Consulting 4.2 Digital communication: Giving information on the telephone

This lesson will focus on giving and receiving information over the telephone, as well as using natural intonation patterns to communicate clearly. 

Introduction: 

When was the last time you used English on the phone? 

Warm Up: 

Read the dialog below. Stan is a senior partner and an expert in his field.

As you read, pay attention to intonation.

Stan: Stan speaking.
Kim: Hi, Stan, Kim here, from Atlanta. We have a 2 o'clock to talk about emerging players in the market.
Stan: Hey Kim. Of course. What can I do for you?
Kim: Thanks for your time again. I really appreciate it. I just had a few follow-up questions.
Stan: No problem. I’m in a taxi, but we should be fine to talk for 20 minutes at least. Is that enough?
Kim: Should be fine. So you mentioned some key innovators in the American market. But would you also have any insight into the European market?
Stan: Have you spoken to Adrienne?
Kim: Adrienne? No. I’m not aware of them.
Stan: Adrian Dubois in the Brussels office. Talk to him about Europe.
Kim: Do you happen to have his contact details?
Stan: Yeah, it’s on my phone. Hang on. I’m putting you on speaker. Okay. It’s Adrian Dubois. That’s A,D,R...
Kim: A,D,R...
Stan:  I,A,N.
Kim:  I,A,N.
Stan: Last name Dubois D, U, B... O, I S.
​​​​Kim: D, U, B... O, I S. Thanks so much.
Stan: Yeah. Ring his assistant, Peter. That number is 02, 5##...
Kim: Sorry, I didn’t catch that. 02?
Stan: Yeah, there was some road work. Let’s start again. That’s 02, 555...
Kim: 02, 555...
Stan: 6872.
Kim: 6872. Okay, thanks.

Discuss the following:

  1. How did Stan and Kim exchange information? 
  2. When Kim says, "Adrienne? No. I’m not aware of them," why does she choose to say them?
Language: 

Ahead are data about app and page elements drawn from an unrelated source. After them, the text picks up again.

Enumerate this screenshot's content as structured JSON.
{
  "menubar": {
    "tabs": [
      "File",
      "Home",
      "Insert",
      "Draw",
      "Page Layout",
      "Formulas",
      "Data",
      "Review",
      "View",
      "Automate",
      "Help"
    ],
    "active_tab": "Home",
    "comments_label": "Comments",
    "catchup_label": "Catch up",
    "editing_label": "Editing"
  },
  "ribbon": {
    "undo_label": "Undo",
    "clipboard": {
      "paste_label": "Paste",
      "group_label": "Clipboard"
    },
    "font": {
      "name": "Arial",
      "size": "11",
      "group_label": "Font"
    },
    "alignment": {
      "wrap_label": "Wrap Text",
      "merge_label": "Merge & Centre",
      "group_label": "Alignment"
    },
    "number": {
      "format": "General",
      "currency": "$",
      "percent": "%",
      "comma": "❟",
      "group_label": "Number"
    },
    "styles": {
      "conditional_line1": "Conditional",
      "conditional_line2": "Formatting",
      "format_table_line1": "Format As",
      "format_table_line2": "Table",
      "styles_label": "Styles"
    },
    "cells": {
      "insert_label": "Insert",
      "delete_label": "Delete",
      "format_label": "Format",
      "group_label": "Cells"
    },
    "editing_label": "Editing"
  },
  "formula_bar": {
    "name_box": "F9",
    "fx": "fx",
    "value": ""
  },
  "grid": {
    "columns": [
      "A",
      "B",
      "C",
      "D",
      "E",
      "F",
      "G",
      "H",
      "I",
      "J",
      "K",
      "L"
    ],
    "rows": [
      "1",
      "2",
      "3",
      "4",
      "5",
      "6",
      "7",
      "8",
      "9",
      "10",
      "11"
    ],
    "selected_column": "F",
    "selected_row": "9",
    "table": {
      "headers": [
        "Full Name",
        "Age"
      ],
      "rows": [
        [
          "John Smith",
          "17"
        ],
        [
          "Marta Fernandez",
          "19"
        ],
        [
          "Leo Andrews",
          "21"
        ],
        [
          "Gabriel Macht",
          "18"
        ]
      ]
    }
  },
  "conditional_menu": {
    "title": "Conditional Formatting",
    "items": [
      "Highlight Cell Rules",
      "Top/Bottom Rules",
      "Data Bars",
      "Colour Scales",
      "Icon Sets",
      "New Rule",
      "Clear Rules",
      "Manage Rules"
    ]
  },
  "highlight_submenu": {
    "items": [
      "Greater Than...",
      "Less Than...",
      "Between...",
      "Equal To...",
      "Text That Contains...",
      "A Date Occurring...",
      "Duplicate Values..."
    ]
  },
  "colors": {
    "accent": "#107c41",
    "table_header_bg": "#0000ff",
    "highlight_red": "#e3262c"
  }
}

A: When giving information, it's important to pause and let the other person write down what you said. Use a rising tone to indicate that more information will come, and a descending tone to indicate it's finished. Try saying the information below:

  1. 687↗, ...129↗, ...23↗...72↘.
  2. Curzon Street,—that's C, U ,R↗ ...Z, O, N↘ street.

Now practice:

  1. 2340949329
  2. Staffmire Avenue

B: When saying numbers, you can put them together so, for example, 13 is said as "thirteen". However, you might have trouble hearing the difference. In that case, you can also say the numbers individually. 

  1. Was that thirteen, as in one, three?
  2. Is that eighty, as in eight, zero?

Try saying the phone number below. Say the numbers to your teacher and correct anything they misunderstand. 

  • 18-41-4019

C: When spelling, some people may mishear certain letters. In this case, English speakers use this style:

  1. A as in apple;
  2. B as in bear;
  3. ...etc.

Any word is fine, as long as it's clear what the first letter is. For instance, it's a bad choice to say "R as in rock" because "lock" is too similar. Rather, "R as in Rome" or "R as in ring" would be better. Try spelling these names and correct anything that's misheard.

  1. George Takei
  2. Étienne Moreau 
  3. Bjork

Note: If you are unsure about the pronunciation, then simply be honest and offer to spell it. 

Practice: 

A: Your teacher will call you and ask about the following information. Listen to their questions and make sure you communicate your answers clearly.  

  1. One top startup company of 2017 is OpCity, which makes cloud software for real estate brokerages and is valued at US$99 million. Another is UiPath, which makes workflow software and is valued at US$110 million.
  2. The Icelandic rock band Sigur Ros's breakout album was Agaetis Byrjun, which was rated 9.4 out of10 by the taste-making music site Pitchfork.com. The band's longest-running members are lead singer and guitarist Jonsi Birgisson, bass player Georg Holm, and drummer Pall Dyrason. 

B: Now try calling your teacher about the following situation: 

  • You have an appointment for a short talk with IT expert Fred Armisen at Amsterdam University, however, the extension on his phone number doesn't work.
  • Call the front desk at the university and ask to be put through.
  • Ask about which Dutch startup companies might be considered market disrupters.